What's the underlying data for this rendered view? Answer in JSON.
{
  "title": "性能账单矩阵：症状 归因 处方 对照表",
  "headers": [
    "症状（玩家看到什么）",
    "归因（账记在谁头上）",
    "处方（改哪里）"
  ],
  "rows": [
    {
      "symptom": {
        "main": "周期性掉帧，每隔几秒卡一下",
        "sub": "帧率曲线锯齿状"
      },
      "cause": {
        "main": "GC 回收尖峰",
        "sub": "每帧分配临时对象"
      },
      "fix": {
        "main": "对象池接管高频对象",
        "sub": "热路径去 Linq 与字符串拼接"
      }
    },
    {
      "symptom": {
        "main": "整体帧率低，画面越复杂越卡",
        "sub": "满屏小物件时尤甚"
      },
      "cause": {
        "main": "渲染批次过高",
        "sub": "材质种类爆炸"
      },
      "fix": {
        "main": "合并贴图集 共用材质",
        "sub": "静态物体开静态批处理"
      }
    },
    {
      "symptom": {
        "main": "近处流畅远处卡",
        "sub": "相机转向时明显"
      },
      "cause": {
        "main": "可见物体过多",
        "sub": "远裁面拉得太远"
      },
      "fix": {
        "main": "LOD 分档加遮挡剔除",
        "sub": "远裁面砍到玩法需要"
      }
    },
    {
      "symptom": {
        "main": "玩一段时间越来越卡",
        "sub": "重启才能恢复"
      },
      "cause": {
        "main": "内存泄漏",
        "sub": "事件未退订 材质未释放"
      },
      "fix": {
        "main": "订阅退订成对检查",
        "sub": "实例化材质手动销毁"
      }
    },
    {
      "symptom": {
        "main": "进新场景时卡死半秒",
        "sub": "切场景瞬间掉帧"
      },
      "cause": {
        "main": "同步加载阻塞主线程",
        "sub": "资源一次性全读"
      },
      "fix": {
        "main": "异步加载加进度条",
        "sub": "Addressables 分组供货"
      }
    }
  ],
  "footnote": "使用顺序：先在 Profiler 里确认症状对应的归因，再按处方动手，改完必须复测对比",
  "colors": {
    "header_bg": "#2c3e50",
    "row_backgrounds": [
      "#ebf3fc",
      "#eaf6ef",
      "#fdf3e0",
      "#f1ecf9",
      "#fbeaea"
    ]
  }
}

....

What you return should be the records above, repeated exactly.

• _Answer to this problem_
What's the underlying data for this rendered view? Answer in JSON.
{
  "title": "性能账单矩阵：症状 归因 处方 对照表",
  "headers": [
    "症状（玩家看到什么）",
    "归因（账记在谁头上）",
    "处方（改哪里）"
  ],
  "rows": [
    {
      "symptom": {
        "main": "周期性掉帧，每隔几秒卡一下",
        "sub": "帧率曲线锯齿状"
      },
      "cause": {
        "main": "GC 回收尖峰",
        "sub": "每帧分配临时对象"
      },
      "fix": {
        "main": "对象池接管高频对象",
        "sub": "热路径去 Linq 与字符串拼接"
      }
    },
    {
      "symptom": {
        "main": "整体帧率低，画面越复杂越卡",
        "sub": "满屏小物件时尤甚"
      },
      "cause": {
        "main": "渲染批次过高",
        "sub": "材质种类爆炸"
      },
      "fix": {
        "main": "合并贴图集 共用材质",
        "sub": "静态物体开静态批处理"
      }
    },
    {
      "symptom": {
        "main": "近处流畅远处卡",
        "sub": "相机转向时明显"
      },
      "cause": {
        "main": "可见物体过多",
        "sub": "远裁面拉得太远"
      },
      "fix": {
        "main": "LOD 分档加遮挡剔除",
        "sub": "远裁面砍到玩法需要"
      }
    },
    {
      "symptom": {
        "main": "玩一段时间越来越卡",
        "sub": "重启才能恢复"
      },
      "cause": {
        "main": "内存泄漏",
        "sub": "事件未退订 材质未释放"
      },
      "fix": {
        "main": "订阅退订成对检查",
        "sub": "实例化材质手动销毁"
      }
    },
    {
      "symptom": {
        "main": "进新场景时卡死半秒",
        "sub": "切场景瞬间掉帧"
      },
      "cause": {
        "main": "同步加载阻塞主线程",
        "sub": "资源一次性全读"
      },
      "fix": {
        "main": "异步加载加进度条",
        "sub": "Addressables 分组供货"
      }
    }
  ],
  "footnote": "使用顺序：先在 Profiler 里确认症状对应的归因，再按处方动手，改完必须复测对比",
  "colors": {
    "header_bg": "#2c3e50",
    "row_backgrounds": [
      "#ebf3fc",
      "#eaf6ef",
      "#fdf3e0",
      "#f1ecf9",
      "#fbeaea"
    ]
  }
}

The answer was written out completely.